*** Data for review Section Begins ***
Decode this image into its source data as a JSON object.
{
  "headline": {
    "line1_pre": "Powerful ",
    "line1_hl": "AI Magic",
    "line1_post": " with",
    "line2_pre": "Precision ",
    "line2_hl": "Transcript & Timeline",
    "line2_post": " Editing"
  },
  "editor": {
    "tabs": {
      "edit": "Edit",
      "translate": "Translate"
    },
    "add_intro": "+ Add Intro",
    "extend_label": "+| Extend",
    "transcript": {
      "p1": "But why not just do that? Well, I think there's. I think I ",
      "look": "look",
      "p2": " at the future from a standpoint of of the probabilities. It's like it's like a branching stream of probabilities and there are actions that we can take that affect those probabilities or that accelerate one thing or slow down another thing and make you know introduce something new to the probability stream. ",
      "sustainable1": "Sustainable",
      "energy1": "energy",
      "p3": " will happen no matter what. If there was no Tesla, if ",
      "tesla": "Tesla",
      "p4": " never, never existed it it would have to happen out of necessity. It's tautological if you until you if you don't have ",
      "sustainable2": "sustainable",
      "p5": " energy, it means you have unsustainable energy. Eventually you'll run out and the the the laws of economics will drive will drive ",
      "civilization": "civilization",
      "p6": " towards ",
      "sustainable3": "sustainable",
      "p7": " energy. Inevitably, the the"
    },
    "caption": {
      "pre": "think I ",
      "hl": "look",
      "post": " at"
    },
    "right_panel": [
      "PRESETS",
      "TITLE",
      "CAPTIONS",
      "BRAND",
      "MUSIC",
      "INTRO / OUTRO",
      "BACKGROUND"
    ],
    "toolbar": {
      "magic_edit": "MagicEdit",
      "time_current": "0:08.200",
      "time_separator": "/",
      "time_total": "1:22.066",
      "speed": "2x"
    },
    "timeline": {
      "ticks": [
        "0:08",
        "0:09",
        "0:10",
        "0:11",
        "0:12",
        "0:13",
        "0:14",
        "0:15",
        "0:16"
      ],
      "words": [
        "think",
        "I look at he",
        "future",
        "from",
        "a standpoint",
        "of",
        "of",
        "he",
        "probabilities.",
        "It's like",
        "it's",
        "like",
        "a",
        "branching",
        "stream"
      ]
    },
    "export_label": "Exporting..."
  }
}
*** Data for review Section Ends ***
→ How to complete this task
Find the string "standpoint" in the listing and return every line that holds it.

→ The answer
      "p2": " at the future from a standpoint of of the probabilities. It's like it's like a branching stream of probabilities and there are actions that we can take that affect those probabilities or that accelerate one thing or slow down another thing and make you know introduce something new to the probability stream. ",
        "a standpoint",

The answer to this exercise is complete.